Amid increasing xenophobia and anti-Muslim sentiment across Europe and the United States prompted by the refugee crisis, spiritual leader the Dalai Lama said that there is no such thing as a "Muslim terrorist," as anyone who takes part in violent activities is not a "genuine" Muslim. Speaking at the European Parliament in Strasbourg in France last Thursday, the exiled leader said that since all religions preach peace, calling someone a Muslim terrorist is an oxymoron.
"Buddhist terrorist. Muslim terrorist. That wording is wrong," he said. "Any person who wants to indulge in violence is no longer a genuine Buddhist or genuine Muslim, because it is a Muslim teaching that once you are involved in bloodshed, actually you are no longer a genuine practitioner of Islam," he added, stressing that in order to improve integration, Islam and fundamentalism should be differentiated.
The Dalai Lama's statements came amid increasing anti-Muslim attitudes in Western countries. In the wake of a conservative lawmaker's call to bar entry to followers of Islam, almost half of Australians support a ban on immigration for Muslims, a poll released Wednesday showed, revealing frustrations with their country's migration policy.
Forty-nine percent of people surveyed in an Essential poll said they agreed that Muslims should be banned from the country, while 40 percent disagreed with the idea. Of those who supported the ban, 41 percent said they felt Muslims did not integrate into Australian society, while 27 percent cited "terrorist threat" and 22 percent said Muslims "did not share our values."
Last week, Australian far-right parliamentarian, Pauline Hanson of the One Nation party, created a ruckus after calling for a blanket ban on Muslims in her speech to the Senate. She said Australia was in danger of being swamped by Muslims who had "a culture and ideology incompatible with our own."

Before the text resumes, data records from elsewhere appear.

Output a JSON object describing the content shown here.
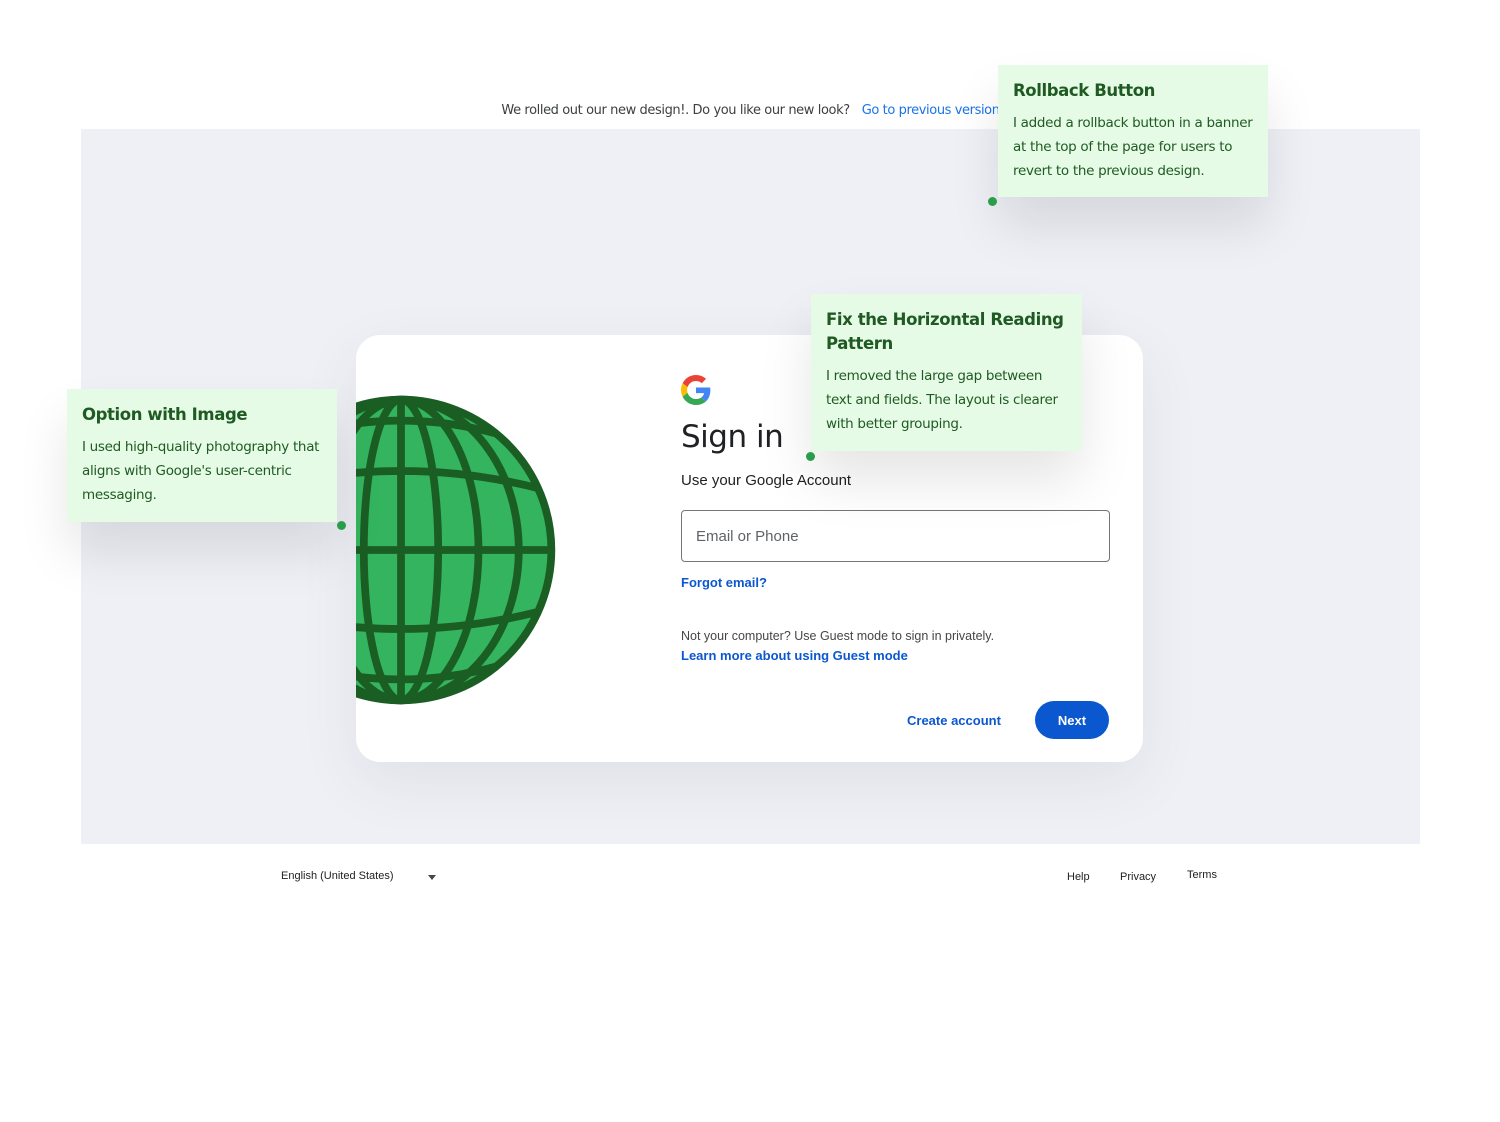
{
  "banner": {
    "message": "We rolled out our new design!. Do you like our new look?",
    "link_label": "Go to previous version"
  },
  "signin": {
    "logo_icon": "google-g-icon",
    "title": "Sign in",
    "subtitle": "Use your Google Account",
    "email_placeholder": "Email or Phone",
    "email_value": "",
    "forgot_label": "Forgot email?",
    "guest_text": "Not your computer? Use Guest mode to sign in privately.",
    "guest_link": "Learn more about using Guest mode",
    "create_label": "Create account",
    "next_label": "Next",
    "illustration_icon": "globe-icon"
  },
  "footer": {
    "language": "English (United States)",
    "links": [
      "Help",
      "Privacy",
      "Terms"
    ]
  },
  "notes": [
    {
      "title": "Rollback Button",
      "body": "I added a rollback button in a banner at the top of the page for users to revert to the previous design."
    },
    {
      "title": "Fix the Horizontal Reading Pattern",
      "body": "I removed the large gap between text and fields. The layout is clearer with better grouping."
    },
    {
      "title": "Option with Image",
      "body": "I used high-quality photography that aligns with Google's user-centric messaging."
    }
  ],
  "colors": {
    "primary": "#0b57d0",
    "banner_link": "#1a73e8",
    "page_bg": "#eef0f6",
    "note_bg": "#e6fbe6",
    "note_text": "#1f5a23",
    "globe_fill": "#34b45e",
    "globe_stroke": "#1b5e24"
  }
}
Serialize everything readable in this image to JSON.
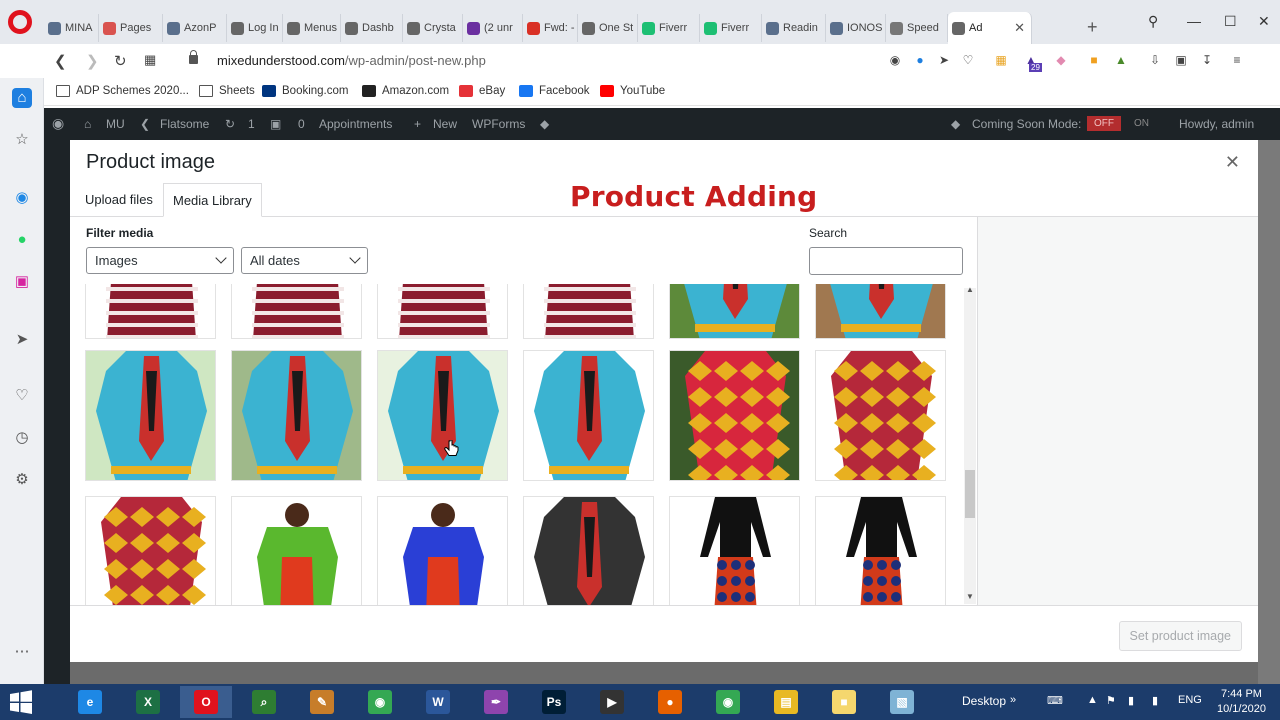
{
  "browser": {
    "tabs": [
      {
        "label": "MINA",
        "icon": "wordpress-icon",
        "color": "#5a6f8c"
      },
      {
        "label": "Pages",
        "icon": "pages-icon",
        "color": "#d9534f"
      },
      {
        "label": "AzonP",
        "icon": "wordpress-icon",
        "color": "#5a6f8c"
      },
      {
        "label": "Log In",
        "icon": "document-icon",
        "color": "#666666"
      },
      {
        "label": "Menus",
        "icon": "document-icon",
        "color": "#666666"
      },
      {
        "label": "Dashb",
        "icon": "document-icon",
        "color": "#666666"
      },
      {
        "label": "Crysta",
        "icon": "document-icon",
        "color": "#666666"
      },
      {
        "label": "(2 unr",
        "icon": "mail-icon",
        "color": "#6b2fa0"
      },
      {
        "label": "Fwd: -",
        "icon": "gmail-icon",
        "color": "#d93025"
      },
      {
        "label": "One St",
        "icon": "document-icon",
        "color": "#666666"
      },
      {
        "label": "Fiverr",
        "icon": "fiverr-icon",
        "color": "#1dbf73"
      },
      {
        "label": "Fiverr",
        "icon": "fiverr-icon",
        "color": "#1dbf73"
      },
      {
        "label": "Readin",
        "icon": "wordpress-icon",
        "color": "#5a6f8c"
      },
      {
        "label": "IONOS",
        "icon": "wordpress-icon",
        "color": "#5a6f8c"
      },
      {
        "label": "Speed",
        "icon": "grid-icon",
        "color": "#777777"
      },
      {
        "label": "Ad",
        "icon": "document-icon",
        "color": "#666666",
        "active": true
      }
    ],
    "url_domain": "mixedunderstood.com",
    "url_path": "/wp-admin/post-new.php",
    "bookmarks": [
      {
        "label": "ADP Schemes 2020...",
        "icon": "folder-icon"
      },
      {
        "label": "Sheets",
        "icon": "folder-icon"
      },
      {
        "label": "Booking.com",
        "icon": "booking-icon"
      },
      {
        "label": "Amazon.com",
        "icon": "amazon-icon"
      },
      {
        "label": "eBay",
        "icon": "ebay-icon"
      },
      {
        "label": "Facebook",
        "icon": "facebook-icon"
      },
      {
        "label": "YouTube",
        "icon": "youtube-icon"
      }
    ],
    "extension_badge": "29"
  },
  "adminbar": {
    "site": "MU",
    "theme": "Flatsome",
    "updates": "1",
    "comments": "0",
    "appointments": "Appointments",
    "new": "New",
    "wpforms": "WPForms",
    "coming_soon": "Coming Soon Mode:",
    "off": "OFF",
    "on": "ON",
    "howdy": "Howdy, admin"
  },
  "modal": {
    "title": "Product image",
    "tabs": [
      "Upload files",
      "Media Library"
    ],
    "active_tab": "Media Library",
    "overlay_title": "Product Adding",
    "filter_label": "Filter media",
    "filter_type": "Images",
    "filter_date": "All dates",
    "search_label": "Search",
    "search_value": "",
    "set_button": "Set product image"
  },
  "taskbar": {
    "desktop": "Desktop",
    "lang": "ENG",
    "time": "7:44 PM",
    "date": "10/1/2020"
  },
  "colors": {
    "overlay_red": "#c81e1e",
    "wp_dark": "#1d2327",
    "taskbar": "#1c3c6b"
  }
}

Muslims make up just 2.2 percent of Australia's population according to the 2011 census and their numbers are growing slower than other religions, for example Hindus.
Apart from Australia, rising xenophobia has emerged as a key concern in Germany, as anger over the arrival of around a million asylum seekers in Germany in 2015 is running high in many eastern states such as Saxony, Saxony-Anhalt and Mecklenburg-Western Pomerania.
Growing xenophobia and right-wing extremism could threaten peace in eastern Germany, the government warned Wednesday, voicing fears over the impact of a series of attacks against refugees in the region.
"Right-wing extremism in all forms poses a very serious threat to the societal and economic development" of eastern Germany, said Iris Gleicke, who is the government's point person for national unity.